For more information visit the Arts Council of Wales website.
Cauldrons and Furnaces succeeded in telling extraordinary stories in extraordinary places. The journey around eight iconic Cadw sites in the summer of 2012 highlighted the nation’s rich cultural heritage from its mythic beginnings to modern times. This was articulated through the diversity, skill and the talent of young people and the artists who inspired them.
The journey began with a pilgrimage departing from Llanthony Priory. On the way to St Davids for the final celebration, the pilgrimage passed through castles, holy wells and ancient sites including Blaenavon, Caerphilly, Laugharne where special events were held for each of the local communities.
Throughout Wales young people re-imagined the heritage sites in ways relevant to their new generation. Enchanted gardens, festivals of sculpture and resonant orchestras made of industrial waste were created. Gold artefacts from the Bronze Age, giant puppets and sleeping dragons were all combined with state of the art digital technology to surprise, intrigue and delight visitors.
The principle legacy has been the establishment of an Arts Framework for the Welsh heritage organisaiton, Cadw, for the future. The concordat is with Arts Council of Wales and is led by the Welsh Government. It will enable Cauldrons and Furnaces to flourish in new and unexpected ways.
In July 2012 ‘Torchbearers’, a community production led by Valleys Kids was performed at the Wales Millennium Centre, Cardiff by performers from South Wales and South Africa. It is an inspirational love story set during the making of the film Zulu (1964), the same year that Nelson Mandela was imprisoned. The production moves to Arts Scape in Cape Town in November 2012.
Essential to the experience was a spectacular musical synthesis of traditional South African and Welsh culture led by Paula Gardiner. On stage an enormous cast of actors, dancers, and singers from Wales and South Africa assembled under the direction of scriptwriter Larry Allen. Young Welsh people who had never performed before took their place on a national stage inspired by the distinctive and athletic contributions of the South African performers.
‘Torchbearers’ signifies the culmination of many years of development, but it is just the beginning of long term links that will enable the communities of Wales and Africa to work together to make a positive social and economic impact.
The performance was the tip of four years intensive and dedicated work, allowing partnerships to develop and the young people and communities involved to have a genuine investment and ownership of the project. It is something that will stay with them forever.

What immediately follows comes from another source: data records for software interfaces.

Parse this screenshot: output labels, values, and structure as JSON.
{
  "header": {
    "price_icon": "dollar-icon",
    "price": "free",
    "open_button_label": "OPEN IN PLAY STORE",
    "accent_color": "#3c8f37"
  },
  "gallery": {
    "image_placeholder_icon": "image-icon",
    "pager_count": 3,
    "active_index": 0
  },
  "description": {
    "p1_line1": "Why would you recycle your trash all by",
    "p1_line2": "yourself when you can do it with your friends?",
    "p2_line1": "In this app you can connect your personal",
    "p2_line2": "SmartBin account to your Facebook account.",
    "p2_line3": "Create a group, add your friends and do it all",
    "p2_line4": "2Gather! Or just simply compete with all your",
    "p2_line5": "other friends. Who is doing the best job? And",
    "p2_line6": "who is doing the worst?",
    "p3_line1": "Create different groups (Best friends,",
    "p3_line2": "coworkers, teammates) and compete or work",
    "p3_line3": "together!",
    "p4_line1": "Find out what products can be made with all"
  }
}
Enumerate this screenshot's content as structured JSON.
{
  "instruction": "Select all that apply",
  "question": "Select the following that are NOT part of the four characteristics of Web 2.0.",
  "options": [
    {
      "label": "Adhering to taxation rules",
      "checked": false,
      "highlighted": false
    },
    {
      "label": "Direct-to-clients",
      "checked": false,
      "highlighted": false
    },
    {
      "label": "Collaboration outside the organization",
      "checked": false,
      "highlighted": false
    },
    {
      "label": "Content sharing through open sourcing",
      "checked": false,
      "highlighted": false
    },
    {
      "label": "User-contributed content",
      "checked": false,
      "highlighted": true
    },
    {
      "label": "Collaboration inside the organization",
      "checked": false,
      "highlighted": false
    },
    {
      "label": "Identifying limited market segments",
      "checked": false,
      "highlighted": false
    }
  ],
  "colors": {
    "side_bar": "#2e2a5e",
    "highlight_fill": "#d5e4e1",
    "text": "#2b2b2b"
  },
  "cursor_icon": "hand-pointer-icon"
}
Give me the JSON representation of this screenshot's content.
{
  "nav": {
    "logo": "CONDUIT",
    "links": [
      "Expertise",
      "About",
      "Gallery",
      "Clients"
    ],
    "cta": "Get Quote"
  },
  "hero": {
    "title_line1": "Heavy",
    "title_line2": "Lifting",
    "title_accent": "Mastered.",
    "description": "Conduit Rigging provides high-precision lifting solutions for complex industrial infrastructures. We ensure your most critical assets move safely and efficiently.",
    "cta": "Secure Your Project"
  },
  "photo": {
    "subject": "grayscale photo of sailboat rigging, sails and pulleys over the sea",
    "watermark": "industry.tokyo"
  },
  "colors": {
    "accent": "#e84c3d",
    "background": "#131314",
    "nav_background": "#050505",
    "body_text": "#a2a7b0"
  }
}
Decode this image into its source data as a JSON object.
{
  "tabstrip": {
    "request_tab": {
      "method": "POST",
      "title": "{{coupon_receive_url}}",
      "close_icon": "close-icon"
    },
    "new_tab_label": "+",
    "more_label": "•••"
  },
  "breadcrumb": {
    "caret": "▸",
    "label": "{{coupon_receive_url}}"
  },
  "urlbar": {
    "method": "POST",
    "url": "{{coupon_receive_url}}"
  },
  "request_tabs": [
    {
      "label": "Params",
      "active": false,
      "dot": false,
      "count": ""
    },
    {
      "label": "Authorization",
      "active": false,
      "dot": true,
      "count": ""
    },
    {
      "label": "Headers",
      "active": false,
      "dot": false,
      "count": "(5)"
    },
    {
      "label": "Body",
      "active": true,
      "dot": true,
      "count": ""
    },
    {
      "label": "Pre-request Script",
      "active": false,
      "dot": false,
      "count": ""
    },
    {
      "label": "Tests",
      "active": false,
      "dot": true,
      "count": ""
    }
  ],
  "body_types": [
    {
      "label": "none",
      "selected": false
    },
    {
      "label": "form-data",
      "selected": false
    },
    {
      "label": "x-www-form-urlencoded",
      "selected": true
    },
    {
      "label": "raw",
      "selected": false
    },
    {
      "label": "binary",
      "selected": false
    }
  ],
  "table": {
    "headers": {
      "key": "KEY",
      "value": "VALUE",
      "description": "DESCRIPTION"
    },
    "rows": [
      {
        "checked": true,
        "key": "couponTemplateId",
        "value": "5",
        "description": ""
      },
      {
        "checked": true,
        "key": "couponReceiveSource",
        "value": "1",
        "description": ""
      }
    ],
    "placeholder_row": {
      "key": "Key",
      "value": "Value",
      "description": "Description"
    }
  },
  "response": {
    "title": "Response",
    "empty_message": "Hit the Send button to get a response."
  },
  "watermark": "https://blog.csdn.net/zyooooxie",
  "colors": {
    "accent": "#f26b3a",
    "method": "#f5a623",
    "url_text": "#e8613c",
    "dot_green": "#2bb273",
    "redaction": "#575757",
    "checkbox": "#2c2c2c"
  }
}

Photo by Glenn Edwards
The lead partner for Power of the Flame is Arts Council of Wales
For more information visit the website.